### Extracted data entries

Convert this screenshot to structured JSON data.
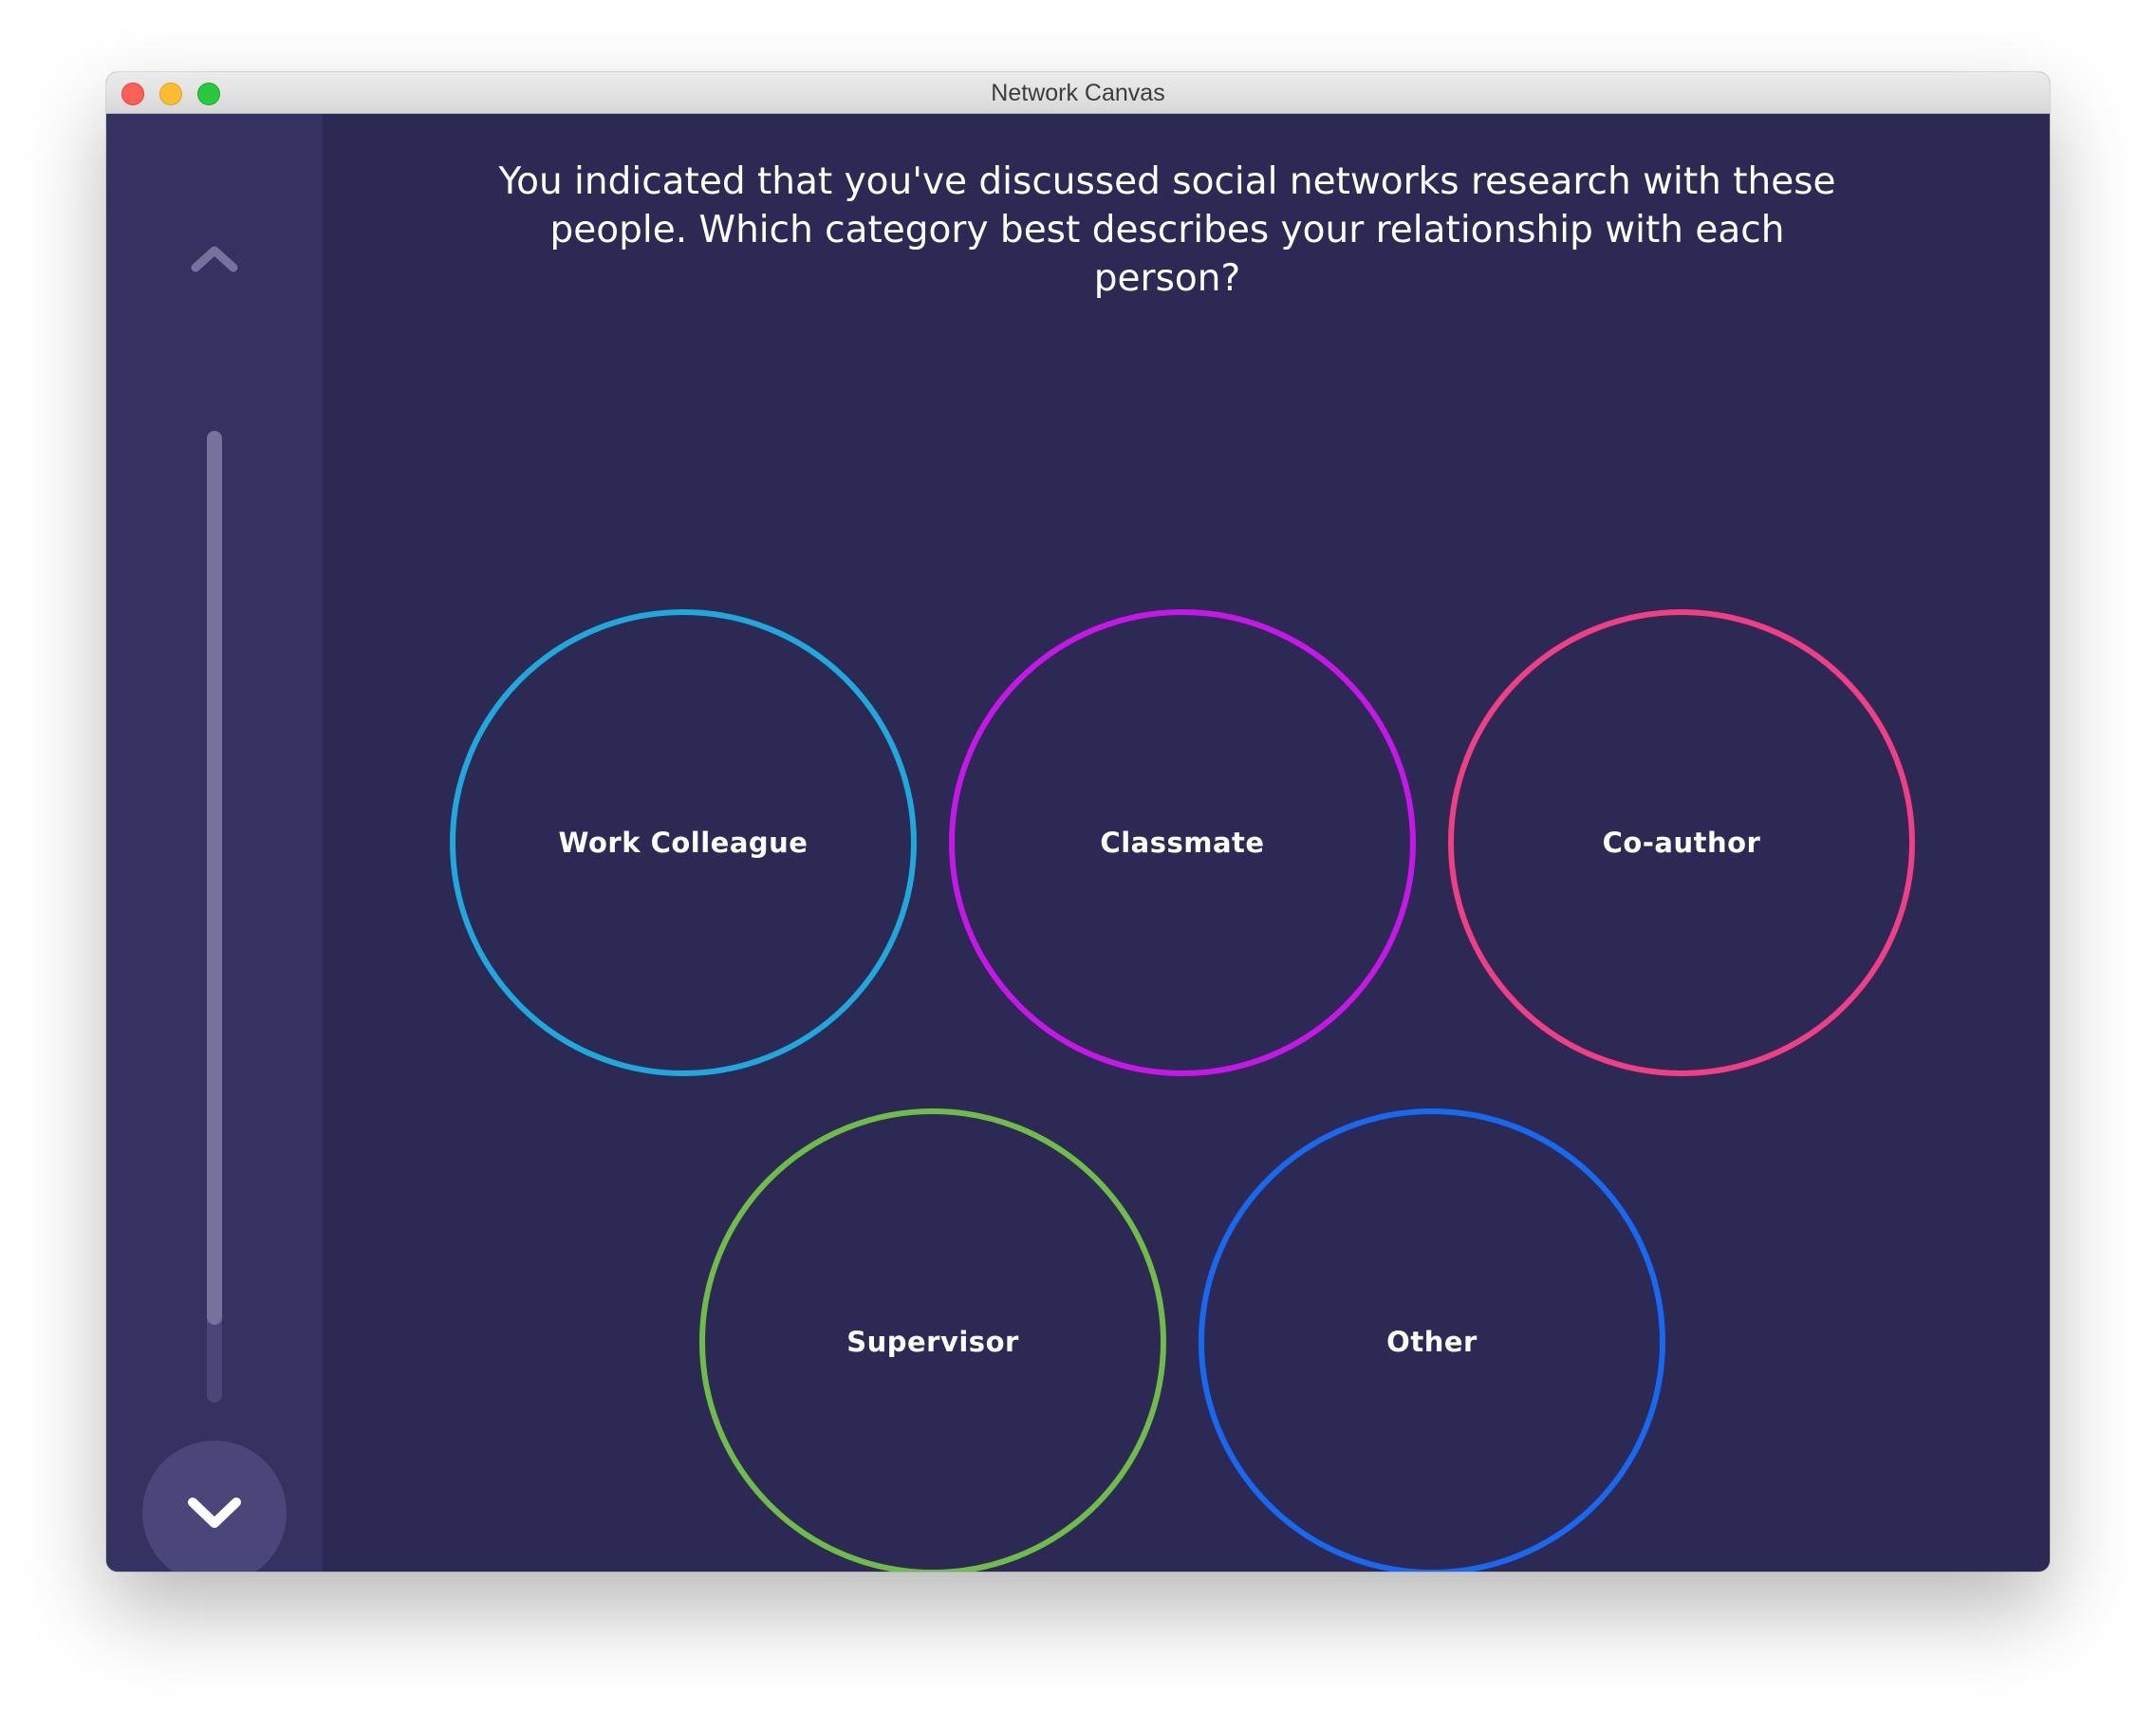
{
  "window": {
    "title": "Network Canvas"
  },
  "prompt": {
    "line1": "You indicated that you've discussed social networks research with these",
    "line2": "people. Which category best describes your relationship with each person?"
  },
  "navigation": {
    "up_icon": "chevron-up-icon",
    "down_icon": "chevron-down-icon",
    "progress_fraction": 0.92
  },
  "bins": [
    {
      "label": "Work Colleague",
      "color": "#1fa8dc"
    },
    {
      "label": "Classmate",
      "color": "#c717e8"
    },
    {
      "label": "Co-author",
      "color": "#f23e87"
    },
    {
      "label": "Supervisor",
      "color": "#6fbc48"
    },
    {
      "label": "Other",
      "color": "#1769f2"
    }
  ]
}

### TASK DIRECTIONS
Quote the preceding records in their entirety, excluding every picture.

### OUTPUT FOR THIS EXERCISE
Convert this screenshot to structured JSON data.
{
  "window": {
    "title": "Network Canvas"
  },
  "prompt": {
    "line1": "You indicated that you've discussed social networks research with these",
    "line2": "people. Which category best describes your relationship with each person?"
  },
  "navigation": {
    "up_icon": "chevron-up-icon",
    "down_icon": "chevron-down-icon",
    "progress_fraction": 0.92
  },
  "bins": [
    {
      "label": "Work Colleague",
      "color": "#1fa8dc"
    },
    {
      "label": "Classmate",
      "color": "#c717e8"
    },
    {
      "label": "Co-author",
      "color": "#f23e87"
    },
    {
      "label": "Supervisor",
      "color": "#6fbc48"
    },
    {
      "label": "Other",
      "color": "#1769f2"
    }
  ]
}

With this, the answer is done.